Along with its third-quarter trading update, Rolls-Royce Holdings stated that full-year free cash flow and earnings would be at the low end of the previously issued guidance range, which weighed on its share price. Management expects that 2019 free cash flow and earnings will be closer to GBP 600 million, owing to design fixes for the Trent 1000 engine and higher costs associated with the Trent 1000 TEN engine. Even so, management maintained full-year 2020 free cash flow guidance at GBP 1 billion. Shortly after releasing the trading update, the U.S. Navy awarded Rolls-Royce a $1.21 billion contract to provide maintenance, repair and other services for the V-22 AE1107C aircraft engine. Later, Bradley Singer, COO at activist firm ValueAct Capital, resigned from the Roll-Royce Board of Directors after serving for three years. We spoke with Singer who expressed that he is comfortable with the other board members and the direction management is taking considering the positive changes enacted at the company, including better accounting practices, improved key performance indicators and a significant cost efficiency program.

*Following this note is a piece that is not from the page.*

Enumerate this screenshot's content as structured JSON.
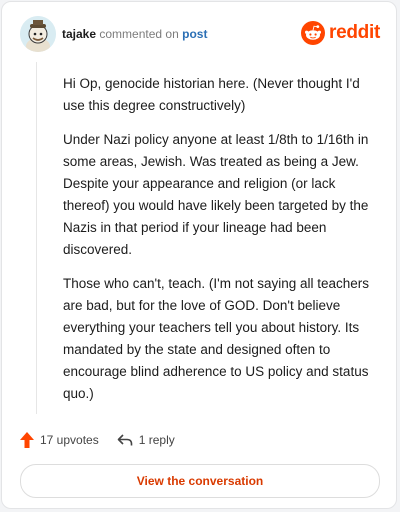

The share price of Liberty Global declined mainly in November when the company reported third-quarter operating cash flow from continuing operations of $1.21 billion, which undershot market expectations of $1.28 billion. However, total revenue was in line with forecasts and management left full-year targets for operating cash flow, adjusted free cash flow, and property and equipment additions unchanged. Lutz Schüler, the new CEO of Virgin Media, presided over the earnings conference call and stated that the quarter was very challenging. Revenue generating units (RGU) at Virgin Media, a key asset for Liberty, declined by 53,000 in the third quarter compared with an addition of 105,000 in the year-ago quarter. Video and telephone RGUs dropped by roughly 50,000 and 9,000, respectively, while broadband RGUs increased by 5,000. RGU losses were due to Virgin Media implementing a larger and earlier than usual price increase this year, which caused a higher amount of client churn; a weak macro environment in the U.K., which resulted in falling RGU growth across the entire industry; and the company intentionally not marketing to low-end video subscribers. Nevertheless, Schüler implied that RGUs would improve in the fourth quarter and he also expects fully enacted price increases will work to boost revenues.

During the quarter, we initiated positions in Bunzl and Group. We eliminated Azko Nobel and Diageo from the portfolio.

Past performance is no guarantee of future results.